## TASK GOAL
Print each entry precisely; exclude the pictures.

Data records for software interfaces
_ _ _

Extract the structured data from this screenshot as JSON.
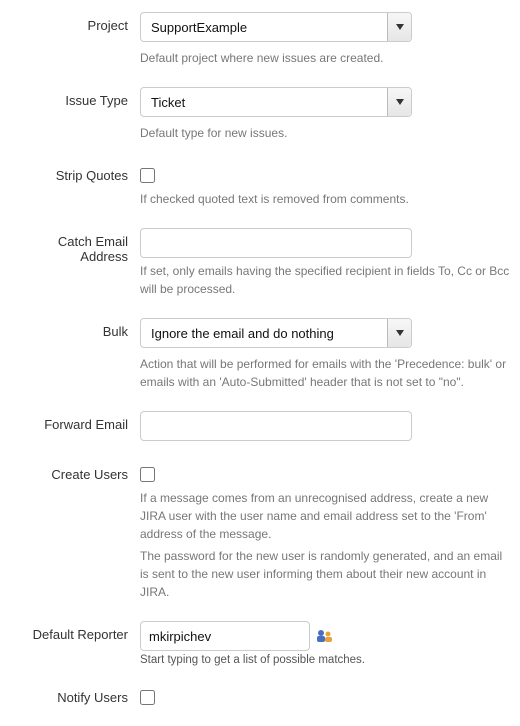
{
  "project": {
    "label": "Project",
    "value": "SupportExample",
    "helper": "Default project where new issues are created."
  },
  "issueType": {
    "label": "Issue Type",
    "value": "Ticket",
    "helper": "Default type for new issues."
  },
  "stripQuotes": {
    "label": "Strip Quotes",
    "helper": "If checked quoted text is removed from comments."
  },
  "catchEmail": {
    "label": "Catch Email Address",
    "value": "",
    "helper": "If set, only emails having the specified recipient in fields To, Cc or Bcc will be processed."
  },
  "bulk": {
    "label": "Bulk",
    "value": "Ignore the email and do nothing",
    "helper": "Action that will be performed for emails with the 'Precedence: bulk' or emails with an 'Auto-Submitted' header that is not set to \"no\"."
  },
  "forwardEmail": {
    "label": "Forward Email",
    "value": ""
  },
  "createUsers": {
    "label": "Create Users",
    "helper1": "If a message comes from an unrecognised address, create a new JIRA user with the user name and email address set to the 'From' address of the message.",
    "helper2": "The password for the new user is randomly generated, and an email is sent to the new user informing them about their new account in JIRA."
  },
  "defaultReporter": {
    "label": "Default Reporter",
    "value": "mkirpichev",
    "helper": "Start typing to get a list of possible matches."
  },
  "notifyUsers": {
    "label": "Notify Users"
  }
}
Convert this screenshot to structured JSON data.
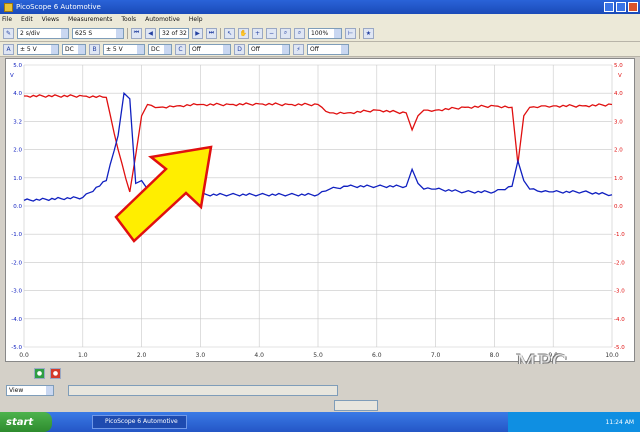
{
  "window": {
    "title": "PicoScope 6 Automotive"
  },
  "menu": [
    "File",
    "Edit",
    "Views",
    "Measurements",
    "Tools",
    "Automotive",
    "Help"
  ],
  "toolbar1": {
    "scale": "2 s/div",
    "samples": "625 S",
    "capture_count": "32 of 32",
    "zoom": "100%"
  },
  "toolbar2": {
    "channel_a_range": "± 5 V",
    "channel_a_coupling": "DC",
    "channel_b_range": "± 5 V",
    "channel_b_coupling": "DC",
    "channel_c": "Off",
    "channel_d": "Off",
    "trigger": "Off"
  },
  "chart_data": {
    "type": "line",
    "xlim": [
      0,
      10
    ],
    "ylim": [
      -5,
      5
    ],
    "x_ticks": [
      "0.0",
      "1.0",
      "2.0",
      "3.0",
      "4.0",
      "5.0",
      "6.0",
      "7.0",
      "8.0",
      "9.0",
      "10.0"
    ],
    "y_ticks_left": [
      "5.0",
      "4.0",
      "3.2",
      "2.0",
      "1.0",
      "0.0",
      "-1.0",
      "-2.0",
      "-3.0",
      "-4.0",
      "-5.0"
    ],
    "y_ticks_right": [
      "5.0",
      "4.0",
      "3.0",
      "2.0",
      "1.0",
      "0.0",
      "-1.0",
      "-2.0",
      "-3.0",
      "-4.0",
      "-5.0"
    ],
    "y_unit_left": "V",
    "y_unit_right": "V",
    "grid": true,
    "series": [
      {
        "color": "#e01010",
        "x": [
          0,
          1.0,
          1.4,
          1.6,
          1.8,
          1.9,
          2.0,
          2.1,
          2.3,
          2.6,
          3.0,
          3.5,
          4.0,
          4.5,
          5.0,
          5.2,
          5.5,
          6.0,
          6.5,
          6.6,
          6.7,
          6.8,
          7.0,
          7.5,
          8.0,
          8.3,
          8.4,
          8.5,
          8.6,
          8.8,
          9.0,
          9.5,
          10.0
        ],
        "y": [
          3.9,
          3.9,
          3.85,
          2.0,
          0.5,
          1.8,
          3.2,
          3.6,
          3.5,
          3.55,
          3.6,
          3.6,
          3.62,
          3.6,
          3.6,
          3.3,
          3.3,
          3.4,
          3.3,
          2.7,
          3.2,
          3.4,
          3.4,
          3.5,
          3.55,
          3.5,
          1.5,
          3.2,
          3.5,
          3.55,
          3.55,
          3.55,
          3.6
        ]
      },
      {
        "color": "#1020c0",
        "x": [
          0,
          1.0,
          1.4,
          1.6,
          1.7,
          1.8,
          1.9,
          2.0,
          2.1,
          2.3,
          2.6,
          3.0,
          3.5,
          4.0,
          4.5,
          5.0,
          5.2,
          5.5,
          6.0,
          6.5,
          6.6,
          6.7,
          6.8,
          7.0,
          7.5,
          8.0,
          8.3,
          8.4,
          8.5,
          8.6,
          8.8,
          9.0,
          9.5,
          10.0
        ],
        "y": [
          0.2,
          0.3,
          0.9,
          2.5,
          4.0,
          3.8,
          0.8,
          0.9,
          0.6,
          0.5,
          0.5,
          0.4,
          0.4,
          0.4,
          0.4,
          0.4,
          0.6,
          0.7,
          0.7,
          0.7,
          1.3,
          0.8,
          0.6,
          0.6,
          0.5,
          0.5,
          0.7,
          1.6,
          0.9,
          0.6,
          0.5,
          0.5,
          0.5,
          0.4
        ]
      }
    ]
  },
  "overlay": {
    "arrow_color": "#ffee00",
    "arrow_outline": "#e01010",
    "watermark": "MPC"
  },
  "bottom": {
    "view_label": "View"
  },
  "taskbar": {
    "start": "start",
    "task": "PicoScope 6 Automotive",
    "clock": "11:24 AM"
  }
}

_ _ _

## RESULT OF THIS TASK
Extract the structured data from this screenshot as JSON.
{
  "project": {
    "label": "Project",
    "value": "SupportExample",
    "helper": "Default project where new issues are created."
  },
  "issueType": {
    "label": "Issue Type",
    "value": "Ticket",
    "helper": "Default type for new issues."
  },
  "stripQuotes": {
    "label": "Strip Quotes",
    "helper": "If checked quoted text is removed from comments."
  },
  "catchEmail": {
    "label": "Catch Email Address",
    "value": "",
    "helper": "If set, only emails having the specified recipient in fields To, Cc or Bcc will be processed."
  },
  "bulk": {
    "label": "Bulk",
    "value": "Ignore the email and do nothing",
    "helper": "Action that will be performed for emails with the 'Precedence: bulk' or emails with an 'Auto-Submitted' header that is not set to \"no\"."
  },
  "forwardEmail": {
    "label": "Forward Email",
    "value": ""
  },
  "createUsers": {
    "label": "Create Users",
    "helper1": "If a message comes from an unrecognised address, create a new JIRA user with the user name and email address set to the 'From' address of the message.",
    "helper2": "The password for the new user is randomly generated, and an email is sent to the new user informing them about their new account in JIRA."
  },
  "defaultReporter": {
    "label": "Default Reporter",
    "value": "mkirpichev",
    "helper": "Start typing to get a list of possible matches."
  },
  "notifyUsers": {
    "label": "Notify Users"
  }
}
Convert this screenshot to structured JSON data.
{
  "window": {
    "title": "PicoScope 6 Automotive"
  },
  "menu": [
    "File",
    "Edit",
    "Views",
    "Measurements",
    "Tools",
    "Automotive",
    "Help"
  ],
  "toolbar1": {
    "scale": "2 s/div",
    "samples": "625 S",
    "capture_count": "32 of 32",
    "zoom": "100%"
  },
  "toolbar2": {
    "channel_a_range": "± 5 V",
    "channel_a_coupling": "DC",
    "channel_b_range": "± 5 V",
    "channel_b_coupling": "DC",
    "channel_c": "Off",
    "channel_d": "Off",
    "trigger": "Off"
  },
  "chart_data": {
    "type": "line",
    "xlim": [
      0,
      10
    ],
    "ylim": [
      -5,
      5
    ],
    "x_ticks": [
      "0.0",
      "1.0",
      "2.0",
      "3.0",
      "4.0",
      "5.0",
      "6.0",
      "7.0",
      "8.0",
      "9.0",
      "10.0"
    ],
    "y_ticks_left": [
      "5.0",
      "4.0",
      "3.2",
      "2.0",
      "1.0",
      "0.0",
      "-1.0",
      "-2.0",
      "-3.0",
      "-4.0",
      "-5.0"
    ],
    "y_ticks_right": [
      "5.0",
      "4.0",
      "3.0",
      "2.0",
      "1.0",
      "0.0",
      "-1.0",
      "-2.0",
      "-3.0",
      "-4.0",
      "-5.0"
    ],
    "y_unit_left": "V",
    "y_unit_right": "V",
    "grid": true,
    "series": [
      {
        "color": "#e01010",
        "x": [
          0,
          1.0,
          1.4,
          1.6,
          1.8,
          1.9,
          2.0,
          2.1,
          2.3,
          2.6,
          3.0,
          3.5,
          4.0,
          4.5,
          5.0,
          5.2,
          5.5,
          6.0,
          6.5,
          6.6,
          6.7,
          6.8,
          7.0,
          7.5,
          8.0,
          8.3,
          8.4,
          8.5,
          8.6,
          8.8,
          9.0,
          9.5,
          10.0
        ],
        "y": [
          3.9,
          3.9,
          3.85,
          2.0,
          0.5,
          1.8,
          3.2,
          3.6,
          3.5,
          3.55,
          3.6,
          3.6,
          3.62,
          3.6,
          3.6,
          3.3,
          3.3,
          3.4,
          3.3,
          2.7,
          3.2,
          3.4,
          3.4,
          3.5,
          3.55,
          3.5,
          1.5,
          3.2,
          3.5,
          3.55,
          3.55,
          3.55,
          3.6
        ]
      },
      {
        "color": "#1020c0",
        "x": [
          0,
          1.0,
          1.4,
          1.6,
          1.7,
          1.8,
          1.9,
          2.0,
          2.1,
          2.3,
          2.6,
          3.0,
          3.5,
          4.0,
          4.5,
          5.0,
          5.2,
          5.5,
          6.0,
          6.5,
          6.6,
          6.7,
          6.8,
          7.0,
          7.5,
          8.0,
          8.3,
          8.4,
          8.5,
          8.6,
          8.8,
          9.0,
          9.5,
          10.0
        ],
        "y": [
          0.2,
          0.3,
          0.9,
          2.5,
          4.0,
          3.8,
          0.8,
          0.9,
          0.6,
          0.5,
          0.5,
          0.4,
          0.4,
          0.4,
          0.4,
          0.4,
          0.6,
          0.7,
          0.7,
          0.7,
          1.3,
          0.8,
          0.6,
          0.6,
          0.5,
          0.5,
          0.7,
          1.6,
          0.9,
          0.6,
          0.5,
          0.5,
          0.5,
          0.4
        ]
      }
    ]
  },
  "overlay": {
    "arrow_color": "#ffee00",
    "arrow_outline": "#e01010",
    "watermark": "MPC"
  },
  "bottom": {
    "view_label": "View"
  },
  "taskbar": {
    "start": "start",
    "task": "PicoScope 6 Automotive",
    "clock": "11:24 AM"
  }
}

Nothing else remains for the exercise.